Q: I have just begun studying and with the increased free time I decided to up my training. This wasn?t too bad in itself but I started doing silly things like not paying attention to my coach. He?d give me a one-hour recovery ride and I?d do 90 minutes.
I also wasn?t eating enough, as due to my poor insulin response I don?t eat sugar. This culminated in me bonking on cold rides, and I blacked out a few times. My body fat was one per cent. My cholesterol is very high, my testosterone very low and my thyroid not functioning.
A: The increased ?stress? of overtraining syndrome causes endocrine (hormonal) dysfunction, causing disturbances in thyroid function, as well as reproductive function.
High levels of stress hormones (predominantly cortisol), together with insufficient carbohydrate, protein and fat consumption, can lead to the body being in a constant ?catabolic? or breakdown state, leading to a loss of lean tissue. Cortisol largely controls carbohydrate/sugar and fat metabolism, and some ?overtrained? athletes gain body fat as they lose lean tissue.
The major goal with any training programme is to become stronger and fitter, which results from ?intelligent? graded training, together with enough rest and fuel for the continuous process of breakdown and regeneration. More is not always better! A high cortisol level in cases of overtraining is invariably the underlying cause of sleep disturbances, and sometimes feelings of agitation.
To keep stress hormone levels in check, ensure you are eating enough total calories to fuel training. Eat wholegrains such as brown rice, quinoa, or Soba noodles, with plenty of
veg and fruit. Ensuring an adequate intake of protein and essential fats is also vital for
tissue regeneration and the production of hormones. Proper nourishment of the adrenal glands also needs consideration. The adrenal glands rely on a good supply of vitamin C, B vitamins, sodium, magnesium and other minerals.

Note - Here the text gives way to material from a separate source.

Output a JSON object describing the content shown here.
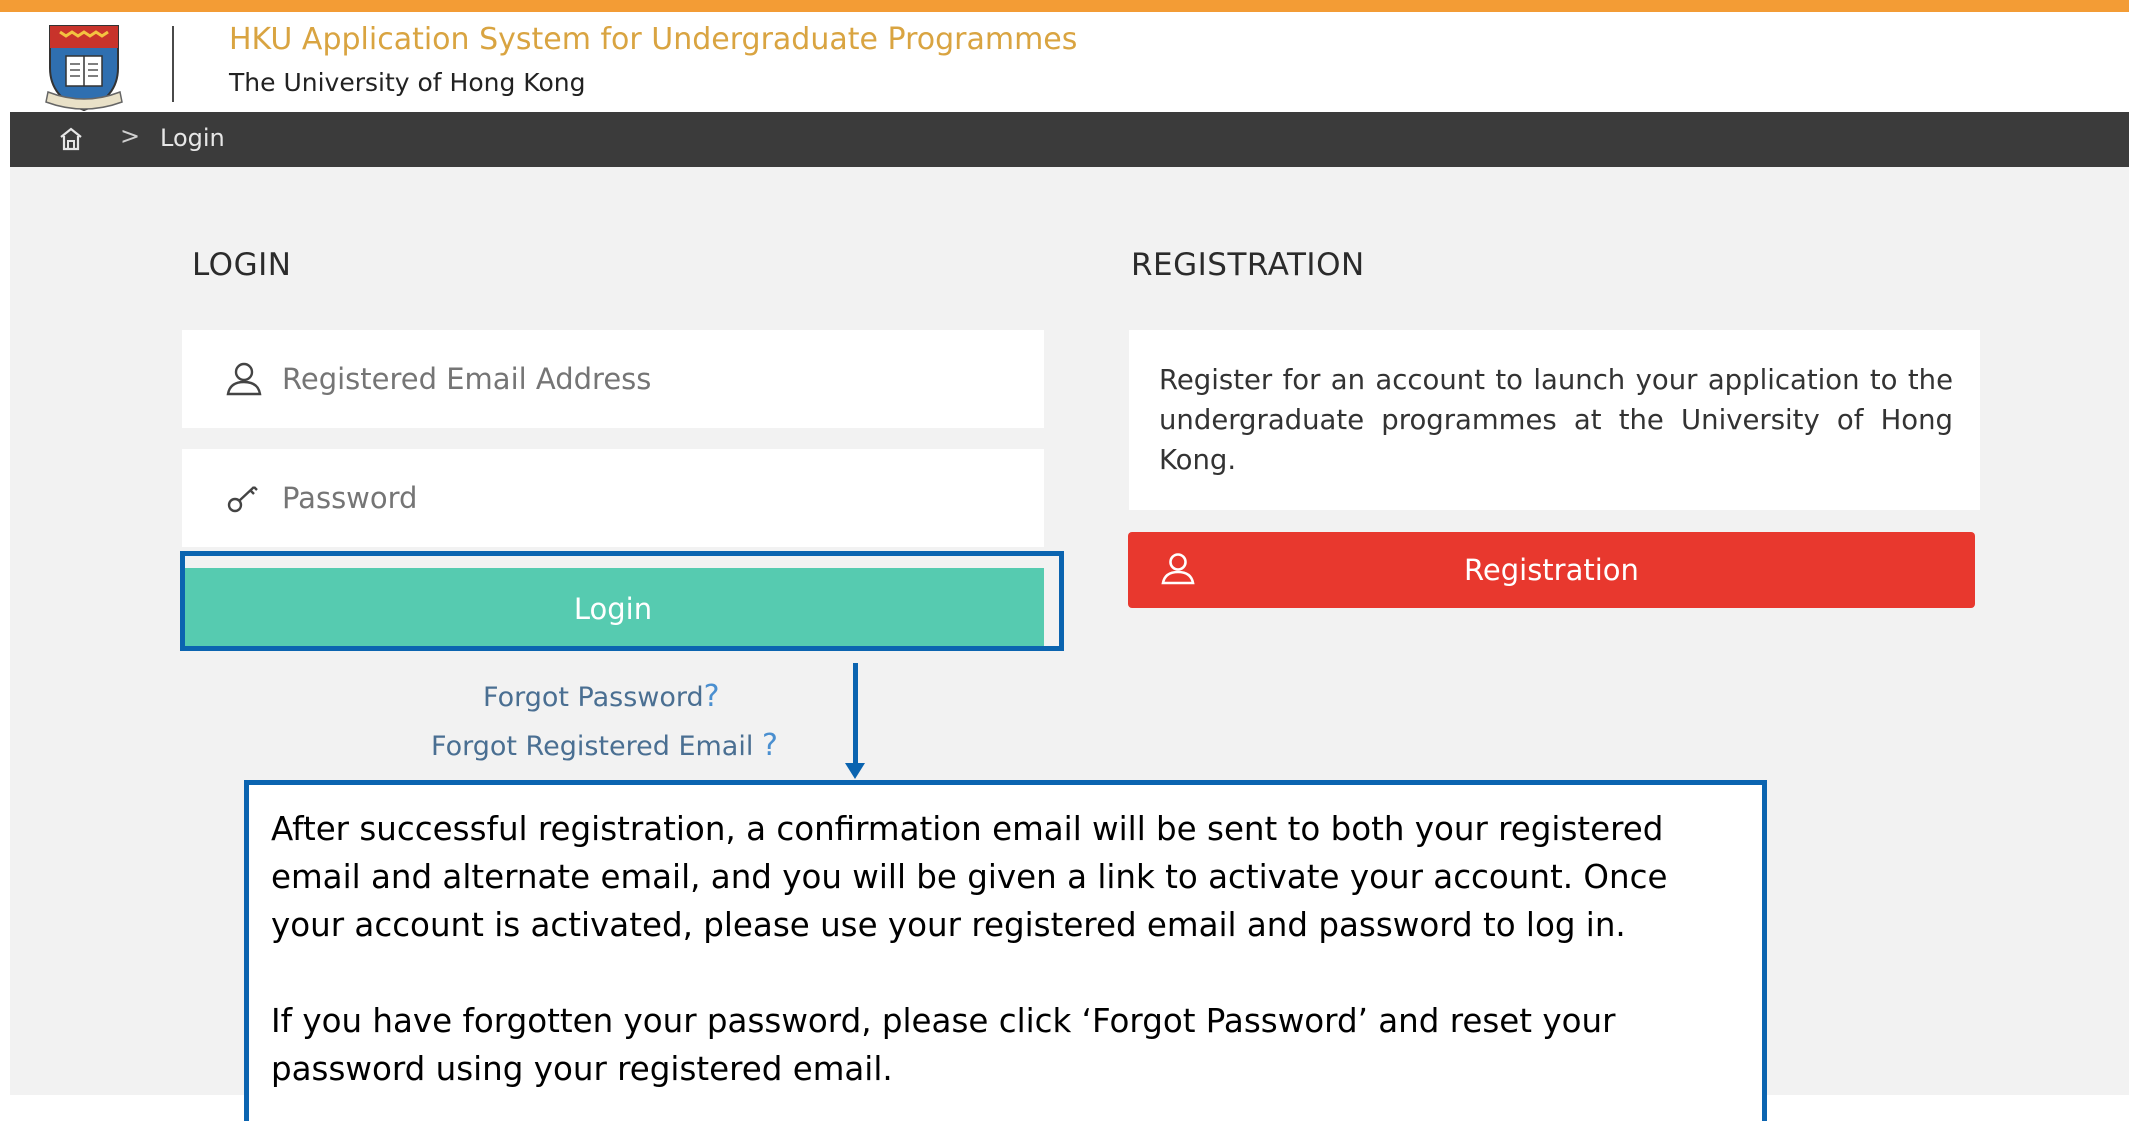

Lucy Ann-Prideaux is the director of her own nutrition consultancy, www.simply-nutrition.co.uk.